The question is not if, but when and how many.

Layoffs.  They are inevitable in the new healthcare economy that will be defined over the next five to seven years by the impact of the Affordable Care Act and the inevitable deficit reduction through cuts in reimbursement for Medicare, Medicaid and, ultimately, commercial payors. 

SP #38 Armando Rodriguez

These reductions in the workforce will come as the result of mergers and other consolidations as well as CEOs looking to trim expenses in order to maintain acceptable operating margins.  The top-performing CEOs see it coming and they are already making adjustments, much like a major league baseball player adjusts his swing when he knows that the next pitch will surely be a 95-mile-per-hour fastball.

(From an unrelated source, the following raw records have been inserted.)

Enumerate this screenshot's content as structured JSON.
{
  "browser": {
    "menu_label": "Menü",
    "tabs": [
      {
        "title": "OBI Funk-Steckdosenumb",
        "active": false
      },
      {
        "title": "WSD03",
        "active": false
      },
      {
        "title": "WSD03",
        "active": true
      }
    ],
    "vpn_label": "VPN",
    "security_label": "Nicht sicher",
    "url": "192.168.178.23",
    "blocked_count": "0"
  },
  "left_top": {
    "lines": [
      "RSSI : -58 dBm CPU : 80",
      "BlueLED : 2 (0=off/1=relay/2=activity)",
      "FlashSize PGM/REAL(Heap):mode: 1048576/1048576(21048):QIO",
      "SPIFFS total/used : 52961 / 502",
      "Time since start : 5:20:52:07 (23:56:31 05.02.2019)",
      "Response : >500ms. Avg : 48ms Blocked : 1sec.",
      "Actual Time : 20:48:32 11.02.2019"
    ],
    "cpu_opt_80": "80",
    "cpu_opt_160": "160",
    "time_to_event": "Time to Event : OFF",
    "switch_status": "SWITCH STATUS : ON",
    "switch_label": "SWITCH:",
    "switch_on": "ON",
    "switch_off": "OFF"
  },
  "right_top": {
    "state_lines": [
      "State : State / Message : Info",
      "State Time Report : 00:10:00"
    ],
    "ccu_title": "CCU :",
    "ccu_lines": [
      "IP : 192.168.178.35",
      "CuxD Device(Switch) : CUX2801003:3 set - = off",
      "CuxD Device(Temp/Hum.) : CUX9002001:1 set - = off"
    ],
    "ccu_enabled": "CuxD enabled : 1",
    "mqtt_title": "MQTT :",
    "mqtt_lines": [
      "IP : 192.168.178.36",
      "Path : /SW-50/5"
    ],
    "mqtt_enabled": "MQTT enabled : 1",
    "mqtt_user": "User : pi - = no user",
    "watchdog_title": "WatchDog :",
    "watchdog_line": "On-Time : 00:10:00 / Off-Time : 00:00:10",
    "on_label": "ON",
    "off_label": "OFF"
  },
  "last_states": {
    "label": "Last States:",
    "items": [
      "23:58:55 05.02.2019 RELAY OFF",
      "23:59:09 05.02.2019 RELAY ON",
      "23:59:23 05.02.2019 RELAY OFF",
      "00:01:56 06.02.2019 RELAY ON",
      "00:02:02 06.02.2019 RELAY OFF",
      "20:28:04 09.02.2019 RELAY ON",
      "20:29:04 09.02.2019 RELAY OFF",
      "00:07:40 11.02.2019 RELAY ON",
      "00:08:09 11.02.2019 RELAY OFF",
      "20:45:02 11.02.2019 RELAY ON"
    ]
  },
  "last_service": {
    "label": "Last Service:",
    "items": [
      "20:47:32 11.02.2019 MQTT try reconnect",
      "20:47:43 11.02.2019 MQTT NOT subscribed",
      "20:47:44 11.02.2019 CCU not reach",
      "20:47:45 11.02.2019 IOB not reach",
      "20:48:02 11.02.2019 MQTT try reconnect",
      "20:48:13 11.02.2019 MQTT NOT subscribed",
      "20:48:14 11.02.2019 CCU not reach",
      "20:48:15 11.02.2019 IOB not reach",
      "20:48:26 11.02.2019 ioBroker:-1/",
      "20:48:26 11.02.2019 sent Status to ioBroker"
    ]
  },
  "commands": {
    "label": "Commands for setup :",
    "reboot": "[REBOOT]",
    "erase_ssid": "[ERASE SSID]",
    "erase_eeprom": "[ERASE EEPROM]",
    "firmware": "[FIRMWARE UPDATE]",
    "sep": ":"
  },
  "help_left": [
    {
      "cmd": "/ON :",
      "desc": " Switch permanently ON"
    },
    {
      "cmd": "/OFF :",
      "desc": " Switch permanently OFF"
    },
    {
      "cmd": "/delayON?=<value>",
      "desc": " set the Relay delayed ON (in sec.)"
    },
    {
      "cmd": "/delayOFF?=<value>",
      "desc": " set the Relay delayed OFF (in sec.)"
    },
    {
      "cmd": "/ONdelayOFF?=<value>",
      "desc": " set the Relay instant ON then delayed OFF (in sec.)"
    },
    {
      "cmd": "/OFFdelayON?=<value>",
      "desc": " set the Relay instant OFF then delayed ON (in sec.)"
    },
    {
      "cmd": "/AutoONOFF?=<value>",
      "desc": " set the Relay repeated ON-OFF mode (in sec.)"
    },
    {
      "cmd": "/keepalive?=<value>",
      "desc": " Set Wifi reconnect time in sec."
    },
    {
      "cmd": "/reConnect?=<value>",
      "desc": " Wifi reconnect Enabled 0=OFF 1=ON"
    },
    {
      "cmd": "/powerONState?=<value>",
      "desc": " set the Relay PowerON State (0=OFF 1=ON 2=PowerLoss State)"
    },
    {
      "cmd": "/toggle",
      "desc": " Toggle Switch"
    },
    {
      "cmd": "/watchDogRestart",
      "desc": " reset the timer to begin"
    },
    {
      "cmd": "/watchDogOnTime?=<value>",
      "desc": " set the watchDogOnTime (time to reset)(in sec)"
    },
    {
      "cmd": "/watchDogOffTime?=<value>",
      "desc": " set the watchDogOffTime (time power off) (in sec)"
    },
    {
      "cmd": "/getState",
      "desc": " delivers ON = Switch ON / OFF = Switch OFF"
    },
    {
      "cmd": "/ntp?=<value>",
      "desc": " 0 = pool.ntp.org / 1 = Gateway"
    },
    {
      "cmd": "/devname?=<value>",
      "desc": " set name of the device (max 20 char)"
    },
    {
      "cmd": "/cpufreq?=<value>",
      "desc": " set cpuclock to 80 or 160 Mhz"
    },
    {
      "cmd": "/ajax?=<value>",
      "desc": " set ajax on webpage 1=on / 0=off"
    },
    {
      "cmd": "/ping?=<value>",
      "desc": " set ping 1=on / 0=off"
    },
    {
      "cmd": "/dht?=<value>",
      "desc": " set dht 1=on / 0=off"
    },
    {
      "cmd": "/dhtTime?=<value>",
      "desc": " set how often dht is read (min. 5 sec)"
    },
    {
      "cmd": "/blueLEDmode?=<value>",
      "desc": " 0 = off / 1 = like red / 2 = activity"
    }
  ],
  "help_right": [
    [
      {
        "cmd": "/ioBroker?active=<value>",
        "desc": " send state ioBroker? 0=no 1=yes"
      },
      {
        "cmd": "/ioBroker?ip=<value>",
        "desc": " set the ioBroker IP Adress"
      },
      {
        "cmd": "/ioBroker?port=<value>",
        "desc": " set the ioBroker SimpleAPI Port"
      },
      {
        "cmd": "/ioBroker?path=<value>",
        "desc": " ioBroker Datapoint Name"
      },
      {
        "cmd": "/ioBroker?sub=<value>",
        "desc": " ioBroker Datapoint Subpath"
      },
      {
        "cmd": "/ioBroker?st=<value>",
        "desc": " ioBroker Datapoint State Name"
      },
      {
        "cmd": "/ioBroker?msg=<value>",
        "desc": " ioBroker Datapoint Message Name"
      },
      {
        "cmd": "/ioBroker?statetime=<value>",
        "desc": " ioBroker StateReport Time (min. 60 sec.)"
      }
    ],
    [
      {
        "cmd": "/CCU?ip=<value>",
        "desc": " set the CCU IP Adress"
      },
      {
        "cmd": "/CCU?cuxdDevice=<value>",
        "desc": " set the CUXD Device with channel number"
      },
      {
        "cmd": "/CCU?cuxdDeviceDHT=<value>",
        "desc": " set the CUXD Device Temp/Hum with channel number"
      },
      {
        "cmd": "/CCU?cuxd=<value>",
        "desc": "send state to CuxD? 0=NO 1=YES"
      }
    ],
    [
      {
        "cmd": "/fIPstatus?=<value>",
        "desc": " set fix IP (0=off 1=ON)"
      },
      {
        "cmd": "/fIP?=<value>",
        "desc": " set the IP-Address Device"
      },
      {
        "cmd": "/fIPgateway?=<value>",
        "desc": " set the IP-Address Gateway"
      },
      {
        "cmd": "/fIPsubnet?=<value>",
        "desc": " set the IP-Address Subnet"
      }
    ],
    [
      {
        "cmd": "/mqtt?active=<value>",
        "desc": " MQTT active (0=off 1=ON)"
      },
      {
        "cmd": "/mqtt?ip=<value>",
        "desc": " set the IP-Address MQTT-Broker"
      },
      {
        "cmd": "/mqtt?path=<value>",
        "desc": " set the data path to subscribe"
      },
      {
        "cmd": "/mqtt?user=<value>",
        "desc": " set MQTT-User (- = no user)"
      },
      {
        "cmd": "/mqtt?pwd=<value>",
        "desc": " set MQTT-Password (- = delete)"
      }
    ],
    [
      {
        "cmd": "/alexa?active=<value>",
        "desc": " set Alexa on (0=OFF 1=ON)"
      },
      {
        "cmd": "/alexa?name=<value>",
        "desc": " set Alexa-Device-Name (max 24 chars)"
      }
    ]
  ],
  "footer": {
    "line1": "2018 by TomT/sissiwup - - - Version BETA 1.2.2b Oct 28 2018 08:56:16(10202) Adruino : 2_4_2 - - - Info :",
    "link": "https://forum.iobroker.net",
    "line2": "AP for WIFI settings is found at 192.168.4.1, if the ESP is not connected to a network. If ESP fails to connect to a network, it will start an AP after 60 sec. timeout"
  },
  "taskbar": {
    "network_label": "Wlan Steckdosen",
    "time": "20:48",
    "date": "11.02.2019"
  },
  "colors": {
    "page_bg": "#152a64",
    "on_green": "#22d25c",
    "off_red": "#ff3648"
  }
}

Most major league hitters can hit virtually any fastball that is in the strike zone regardless of speed when they know it is coming.  They make adjustments, and frequently, there are good results.

Healthcare is going to be dealt a fastball.  The real question is what should the employer do for the employees who will be asked to exit the organization to reduce costs.

Here are three points for healthcare CEOs and their HR leaders to consider.  I know I have written about this before, but given where we are in the game, I thought this would be a good time to revisit:

  1. Protect Your Recruiting Brand – How an organization treats its departing employees is noticed, by the survivors as well as employees of competing organizations.  Showing workers the door without any apparent concern for their immediate future is a dead bang bad idea.
  2. Use Cost Effective Outplacement – While employees prefer to get as much severance cash as they can, offering a mix of salary, benefit payments and a cost-effective outplacement solution may actually cost less and sends an important message, we care about you and your future, says Nancy Swain, President of Strategic Intelligence and a JGSA strategic partner.  Ms. Swain has designed an online program that has proven both cost-effective and beneficial for employees. 
  3. Haste Makes Waste – Far too many companies practice what I call speed terminations.  There is no advance communication with the employees.  Once the decision is made as to who will go, the company rushes to get those people out the door as fast as possible, as if they are contagious.  Compassion?  Concern?  No time.  The conventional HR wisdom is that employees who have been selected to leave could sabotage critical operations or equipment.  Wait a minute.  These people have a lot of information – about the good and the bad of the organization.  What better time to ask them to share this – no harm, no foul.  It is also a good idea to talk about boomerangs, those employees who will return one day.  There will be better days and there will be future retirements and resignations, in other words, job openings.  There has never been a layoff that did not include some good employees.  Do not lose that talent because speed termination seemed like a good idea at the time.

While these will be challenging times for senior leaders we all know, given the circumstances of the game, that a fastball is surely on its way, it just may, or may not, be in the strike zone.